Featured Regular Expert Column
Frank Cruz-Alvarez, Shook, Hardy & Bacon, L.L.P. (co-authored with Jared Sherr, Shook, Hardy & Bacon, L.L.P.)
The Supreme Court granted certiorari on May 28 in Mississippi ex rel. Hood v. AU Optronics Corp., No. 12-1036, to determine whether the State of Mississippi’s parens patriae action against manufacturers, marketers, sellers, and distributors of LCD panels for an alleged price-fixing scheme is removable as a “mass action” under the Class Action Fairness Act (“CAFA”). The U.S. Court of Appeals for the Fifth Circuit held that the district court erred in remanding the case to state court on the grounds that, while the suit was not a “class action” within CAFA, it satisfied CAFA’s “mass action” provision of § 1332(d)(11)(B).
The crux of the case turns on the question of whether the suit involves the claims of “100 or more persons” to satisfy CAFA’s “mass action” provision. Id. The Fifth Circuit reasoned, as it did in Louisiana ex rel. Caldwell v. Allstate Ins. Co., 536 F.3d 418, 424-25 (5th Cir. 2008), that “persons” in the “mass action” context are the “real parties in interest,” and not simply the named party in the pleadings. Mississippi ex rel. Hood v. AU Optronics Corp., 701 F. 3d 796, 800 (5th Cir. 2012). The court ruled that Mississippi’s complaint, the statutes under which Mississippi brought suit, and common law parens patriae authority led to the conclusion that the real parties in interest in the case far exceeded 100 people. Indeed, the Fifth Circuit found that, in actuality, Mississippi brought the case as a representative of its many citizen consumers who purchased the products at the center of the case. Accordingly, it ruled that the suit was properly removed to federal court because it met the CAFA definition of a “mass action.”
The Supreme Court has never addressed federal “mass action” jurisdiction under CAFA and its ruling here is likely to have a significant impact. In our opinion, the Court should affirm the Fifth Circuit’s interpretation of the “mass action” provision in CAFA because such an interpretation is consistent with Congress’s intent, which was to broaden federal court diversity jurisdiction to encompass “interstate cases of national importance,” as a means of protecting out-of-state defendants from potential state-court bias. CAFA § 2(b)(2). This lawsuit, brought by the Mississippi Attorney General for significant damages against leading domestic and foreign manufacturers of LCD panels, is precisely the type of case contemplated by CAFA.
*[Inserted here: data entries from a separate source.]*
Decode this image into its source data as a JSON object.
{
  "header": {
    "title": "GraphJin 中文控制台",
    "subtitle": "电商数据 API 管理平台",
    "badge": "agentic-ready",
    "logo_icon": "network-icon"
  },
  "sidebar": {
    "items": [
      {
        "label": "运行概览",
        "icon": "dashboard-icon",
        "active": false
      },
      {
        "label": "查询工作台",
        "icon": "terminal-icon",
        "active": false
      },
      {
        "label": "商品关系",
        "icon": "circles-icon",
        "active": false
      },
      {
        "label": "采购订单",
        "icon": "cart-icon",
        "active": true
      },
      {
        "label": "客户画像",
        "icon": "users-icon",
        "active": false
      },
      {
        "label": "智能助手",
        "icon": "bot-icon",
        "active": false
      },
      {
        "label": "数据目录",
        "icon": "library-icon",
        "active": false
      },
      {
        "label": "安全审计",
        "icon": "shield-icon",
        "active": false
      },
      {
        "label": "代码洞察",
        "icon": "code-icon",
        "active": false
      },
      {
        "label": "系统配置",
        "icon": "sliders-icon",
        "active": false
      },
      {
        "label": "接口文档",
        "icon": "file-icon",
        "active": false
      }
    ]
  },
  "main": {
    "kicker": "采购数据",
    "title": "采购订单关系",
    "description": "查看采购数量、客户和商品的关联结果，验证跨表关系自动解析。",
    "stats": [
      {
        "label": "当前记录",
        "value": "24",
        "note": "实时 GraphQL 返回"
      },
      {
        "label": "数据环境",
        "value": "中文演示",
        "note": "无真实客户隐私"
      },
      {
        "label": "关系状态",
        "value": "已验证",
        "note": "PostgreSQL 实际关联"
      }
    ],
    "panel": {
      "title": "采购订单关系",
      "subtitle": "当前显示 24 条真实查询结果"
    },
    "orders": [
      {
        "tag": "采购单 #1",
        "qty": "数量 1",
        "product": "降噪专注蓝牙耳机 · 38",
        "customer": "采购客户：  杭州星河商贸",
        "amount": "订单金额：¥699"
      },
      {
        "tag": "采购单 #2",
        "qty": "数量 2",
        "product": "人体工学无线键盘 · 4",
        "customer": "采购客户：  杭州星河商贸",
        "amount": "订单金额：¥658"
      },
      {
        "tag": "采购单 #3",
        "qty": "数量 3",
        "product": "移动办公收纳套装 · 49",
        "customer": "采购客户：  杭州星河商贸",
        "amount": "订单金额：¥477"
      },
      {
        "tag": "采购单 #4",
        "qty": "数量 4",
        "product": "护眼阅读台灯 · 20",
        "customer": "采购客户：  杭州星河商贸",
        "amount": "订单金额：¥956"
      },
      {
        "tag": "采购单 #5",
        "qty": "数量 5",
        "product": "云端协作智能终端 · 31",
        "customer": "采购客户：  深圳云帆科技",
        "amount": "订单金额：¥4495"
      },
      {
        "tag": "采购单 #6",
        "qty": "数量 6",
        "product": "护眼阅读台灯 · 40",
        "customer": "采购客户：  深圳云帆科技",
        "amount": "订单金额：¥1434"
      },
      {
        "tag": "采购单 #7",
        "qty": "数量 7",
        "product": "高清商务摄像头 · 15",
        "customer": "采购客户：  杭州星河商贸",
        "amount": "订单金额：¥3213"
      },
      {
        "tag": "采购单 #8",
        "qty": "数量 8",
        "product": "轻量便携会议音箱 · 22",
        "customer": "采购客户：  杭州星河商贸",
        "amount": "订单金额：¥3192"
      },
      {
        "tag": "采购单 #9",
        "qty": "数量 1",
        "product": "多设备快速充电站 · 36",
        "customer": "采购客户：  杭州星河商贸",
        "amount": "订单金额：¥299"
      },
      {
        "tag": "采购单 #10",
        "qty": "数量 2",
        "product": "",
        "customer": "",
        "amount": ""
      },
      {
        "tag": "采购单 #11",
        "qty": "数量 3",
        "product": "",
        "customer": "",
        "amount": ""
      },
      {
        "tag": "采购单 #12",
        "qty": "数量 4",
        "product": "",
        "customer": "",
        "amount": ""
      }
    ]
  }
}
Because the State of Mississippi is suing for significant damages in a representative capacity on behalf of numerous Mississippi citizens and consumers of LCD displays, CAFA’s “mass action” provision is satisfied. States like Mississippi should not be permitted to circumvent CAFA and evade removal jurisdiction simply by pleading a parens patriae action. A different result would allow plaintiffs’ lawyers to game the system to avoid removal.